The Punisher Review
”My actions are not vengeance, they are not revenge, they are emotional responses. No, this is.....punishment.”
So speaks Frank Castle (Tom Jane) a.k.a The Punisher. Except of course that is not true. Based on the Marvel comic book of the same name this chapter of the Punisher is indeed about revenge and vigilante vengeance. Frank Castle is an ex Vietnam veteran working his last case as an undercover agent for the FBI. During an arms deal the son of a powerful mob banker Howard Saint (John Travolta) is killed. Saint and his wife are overcome with grief and order the annihilation of Castle's whole family. Conveniently they are all having a family reunion making it easy for Saint's heavies led by Quentin Glass (a movie stealing performance by the excellent Will Patton) to murder the whole family. Frank is shot and left for dead. With the help of Candelaria, a local fisherman, he is gradually nursed back to full health, and, clutching the last gift his murdered son gave him (by chance a black T-shirt with a white skull on the chest) he sets out to find the man responsible for his family's slaughter and...well punish them.
The Punisher is a gritty, relentlessly bleak action thriller directed by Jonathan Hensleigh, a first time director, who is better known for his writing credits on movies such as Armageddon, The Saint and Die Hard With A Vengeance. Despite its morally dubious tone the Punisher series of comic books have always been special. Castle is no superhero; he has no special skills, just a single mindedness in the fact that what he is doing is right. That his victims need punishing, and the law is failing in its duty to protect the innocent. Hensleigh realises this and has grounded the movie in a similar way. A buffed up Tom Jane (he has dropped the Thomas) steps adequately into the shoes vacated by Vin Diesel, who passed on the role, and John Travolta is a convincing bad ass full of brooding, smouldering violence. The spaghetti westerns of Leone, and the gritty urban thrillers of Don Siegel obviously heavily influenced Hensleigh. This is by no means a bad thing as the material fits this style like a hand in a glove. The camera flits from wide, scene setting shots to facial close ups and the opening bars of the theme have a similar feel and ambience as those penned by Ennio Morricone.
The Punisher is a good movie. It is a simplistic revenge thriller that, while lacking the dialogue and ultra cool visuals of Kill Bill, provides solid entertainment that is well acted and beautifully shot.
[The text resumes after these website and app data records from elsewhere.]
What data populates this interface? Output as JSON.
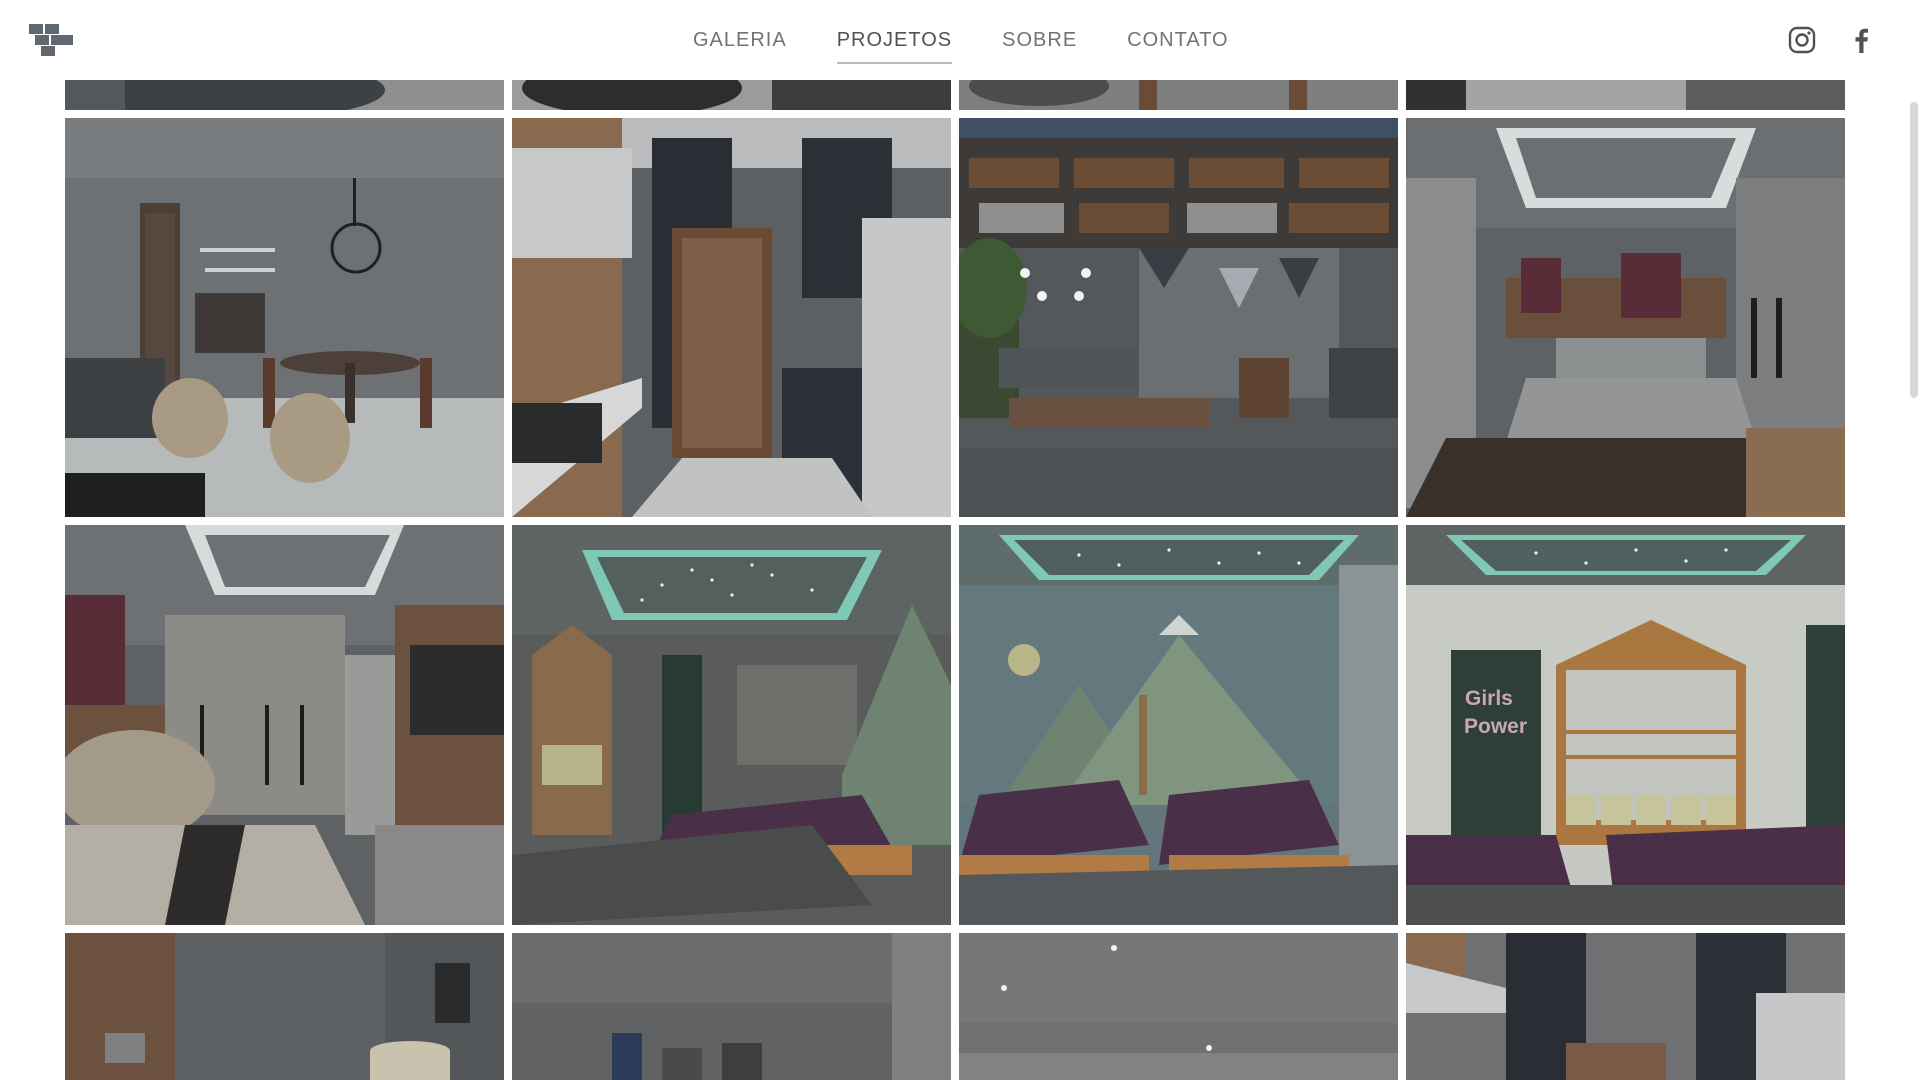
{
  "nav": {
    "items": [
      {
        "label": "GALERIA",
        "active": false
      },
      {
        "label": "PROJETOS",
        "active": true
      },
      {
        "label": "SOBRE",
        "active": false
      },
      {
        "label": "CONTATO",
        "active": false
      }
    ]
  },
  "social": {
    "instagram_icon": "instagram-icon",
    "facebook_icon": "facebook-icon"
  },
  "gallery": {
    "door_text": [
      "Girls",
      "Power"
    ]
  },
  "colors": {
    "nav_text": "#6f7479",
    "nav_active": "#4d5258",
    "logo": "#5f6870"
  }
}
There are some scenes that don't fit tonally with the rest of the movie, where uneasy comedic elements are introduced, these however can be forgiven.